=== INFORMATION SUPPLIED ===

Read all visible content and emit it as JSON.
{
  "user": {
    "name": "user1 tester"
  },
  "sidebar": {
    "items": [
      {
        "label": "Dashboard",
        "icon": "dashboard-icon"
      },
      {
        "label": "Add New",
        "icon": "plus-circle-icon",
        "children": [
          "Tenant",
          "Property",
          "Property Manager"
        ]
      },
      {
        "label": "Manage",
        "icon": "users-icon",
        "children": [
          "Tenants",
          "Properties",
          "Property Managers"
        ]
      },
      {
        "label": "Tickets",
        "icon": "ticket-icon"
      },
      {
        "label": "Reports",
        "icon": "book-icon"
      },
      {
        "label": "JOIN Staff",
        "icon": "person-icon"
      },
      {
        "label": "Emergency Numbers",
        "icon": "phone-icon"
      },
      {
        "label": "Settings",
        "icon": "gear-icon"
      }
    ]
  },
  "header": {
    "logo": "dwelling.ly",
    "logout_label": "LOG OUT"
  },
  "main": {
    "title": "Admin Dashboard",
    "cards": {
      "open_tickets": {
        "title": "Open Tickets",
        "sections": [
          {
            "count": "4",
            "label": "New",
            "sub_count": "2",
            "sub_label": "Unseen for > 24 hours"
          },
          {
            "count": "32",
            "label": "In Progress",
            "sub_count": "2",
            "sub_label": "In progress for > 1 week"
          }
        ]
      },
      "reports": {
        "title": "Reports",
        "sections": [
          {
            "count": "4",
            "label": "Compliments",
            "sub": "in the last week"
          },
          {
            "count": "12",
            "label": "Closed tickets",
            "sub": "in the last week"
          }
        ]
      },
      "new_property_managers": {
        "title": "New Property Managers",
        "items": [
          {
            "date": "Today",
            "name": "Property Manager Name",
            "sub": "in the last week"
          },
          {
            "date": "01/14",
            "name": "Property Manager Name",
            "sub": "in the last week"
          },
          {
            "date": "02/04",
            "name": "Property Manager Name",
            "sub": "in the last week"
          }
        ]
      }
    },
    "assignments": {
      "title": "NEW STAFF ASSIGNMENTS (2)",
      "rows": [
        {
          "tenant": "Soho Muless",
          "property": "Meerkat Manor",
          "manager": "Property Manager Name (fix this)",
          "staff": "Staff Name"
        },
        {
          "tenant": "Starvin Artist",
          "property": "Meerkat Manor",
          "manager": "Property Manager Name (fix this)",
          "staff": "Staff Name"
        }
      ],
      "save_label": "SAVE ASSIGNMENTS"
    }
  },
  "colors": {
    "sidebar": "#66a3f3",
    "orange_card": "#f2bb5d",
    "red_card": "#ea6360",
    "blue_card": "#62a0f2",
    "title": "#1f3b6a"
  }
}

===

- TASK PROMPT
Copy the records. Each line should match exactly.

- ANSWER SPACE
Read all visible content and emit it as JSON.
{
  "user": {
    "name": "user1 tester"
  },
  "sidebar": {
    "items": [
      {
        "label": "Dashboard",
        "icon": "dashboard-icon"
      },
      {
        "label": "Add New",
        "icon": "plus-circle-icon",
        "children": [
          "Tenant",
          "Property",
          "Property Manager"
        ]
      },
      {
        "label": "Manage",
        "icon": "users-icon",
        "children": [
          "Tenants",
          "Properties",
          "Property Managers"
        ]
      },
      {
        "label": "Tickets",
        "icon": "ticket-icon"
      },
      {
        "label": "Reports",
        "icon": "book-icon"
      },
      {
        "label": "JOIN Staff",
        "icon": "person-icon"
      },
      {
        "label": "Emergency Numbers",
        "icon": "phone-icon"
      },
      {
        "label": "Settings",
        "icon": "gear-icon"
      }
    ]
  },
  "header": {
    "logo": "dwelling.ly",
    "logout_label": "LOG OUT"
  },
  "main": {
    "title": "Admin Dashboard",
    "cards": {
      "open_tickets": {
        "title": "Open Tickets",
        "sections": [
          {
            "count": "4",
            "label": "New",
            "sub_count": "2",
            "sub_label": "Unseen for > 24 hours"
          },
          {
            "count": "32",
            "label": "In Progress",
            "sub_count": "2",
            "sub_label": "In progress for > 1 week"
          }
        ]
      },
      "reports": {
        "title": "Reports",
        "sections": [
          {
            "count": "4",
            "label": "Compliments",
            "sub": "in the last week"
          },
          {
            "count": "12",
            "label": "Closed tickets",
            "sub": "in the last week"
          }
        ]
      },
      "new_property_managers": {
        "title": "New Property Managers",
        "items": [
          {
            "date": "Today",
            "name": "Property Manager Name",
            "sub": "in the last week"
          },
          {
            "date": "01/14",
            "name": "Property Manager Name",
            "sub": "in the last week"
          },
          {
            "date": "02/04",
            "name": "Property Manager Name",
            "sub": "in the last week"
          }
        ]
      }
    },
    "assignments": {
      "title": "NEW STAFF ASSIGNMENTS (2)",
      "rows": [
        {
          "tenant": "Soho Muless",
          "property": "Meerkat Manor",
          "manager": "Property Manager Name (fix this)",
          "staff": "Staff Name"
        },
        {
          "tenant": "Starvin Artist",
          "property": "Meerkat Manor",
          "manager": "Property Manager Name (fix this)",
          "staff": "Staff Name"
        }
      ],
      "save_label": "SAVE ASSIGNMENTS"
    }
  },
  "colors": {
    "sidebar": "#66a3f3",
    "orange_card": "#f2bb5d",
    "red_card": "#ea6360",
    "blue_card": "#62a0f2",
    "title": "#1f3b6a"
  }
}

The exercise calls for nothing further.